TASK BRIEF:
Note each line of the entries that includes "area". Then copy those lines.

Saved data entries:
━━━━━━━━
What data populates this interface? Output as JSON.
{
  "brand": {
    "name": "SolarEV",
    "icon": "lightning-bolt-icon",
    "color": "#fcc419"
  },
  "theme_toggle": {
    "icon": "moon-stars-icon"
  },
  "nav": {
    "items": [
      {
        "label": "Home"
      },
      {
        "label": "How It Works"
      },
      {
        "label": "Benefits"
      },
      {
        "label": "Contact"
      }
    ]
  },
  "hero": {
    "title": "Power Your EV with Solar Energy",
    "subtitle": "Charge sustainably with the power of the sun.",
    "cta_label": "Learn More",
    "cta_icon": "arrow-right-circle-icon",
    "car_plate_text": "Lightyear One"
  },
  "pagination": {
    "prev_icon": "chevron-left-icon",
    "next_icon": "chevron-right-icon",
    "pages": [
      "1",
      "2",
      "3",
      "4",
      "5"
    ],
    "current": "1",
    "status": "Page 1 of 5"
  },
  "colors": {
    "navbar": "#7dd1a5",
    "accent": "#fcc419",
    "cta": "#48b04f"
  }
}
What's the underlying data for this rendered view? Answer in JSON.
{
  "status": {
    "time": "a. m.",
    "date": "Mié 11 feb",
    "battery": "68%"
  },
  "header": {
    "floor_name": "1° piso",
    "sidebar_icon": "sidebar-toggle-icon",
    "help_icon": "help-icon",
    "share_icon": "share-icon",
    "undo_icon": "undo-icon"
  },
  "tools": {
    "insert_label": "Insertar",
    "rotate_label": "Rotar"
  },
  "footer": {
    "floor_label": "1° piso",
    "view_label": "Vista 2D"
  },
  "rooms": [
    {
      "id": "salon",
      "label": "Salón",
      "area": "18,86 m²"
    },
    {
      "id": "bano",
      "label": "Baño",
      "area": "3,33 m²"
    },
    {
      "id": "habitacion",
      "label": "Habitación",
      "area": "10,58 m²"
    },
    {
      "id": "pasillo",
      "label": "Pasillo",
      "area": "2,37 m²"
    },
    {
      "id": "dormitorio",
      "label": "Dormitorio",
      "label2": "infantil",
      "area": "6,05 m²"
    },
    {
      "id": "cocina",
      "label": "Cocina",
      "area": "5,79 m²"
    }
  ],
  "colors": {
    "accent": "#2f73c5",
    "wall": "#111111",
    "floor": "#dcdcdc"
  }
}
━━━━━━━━
WRITTEN RESPONSE:
      "area": "18,86 m²"
      "area": "3,33 m²"
      "area": "10,58 m²"
      "area": "2,37 m²"
      "area": "6,05 m²"
      "area": "5,79 m²"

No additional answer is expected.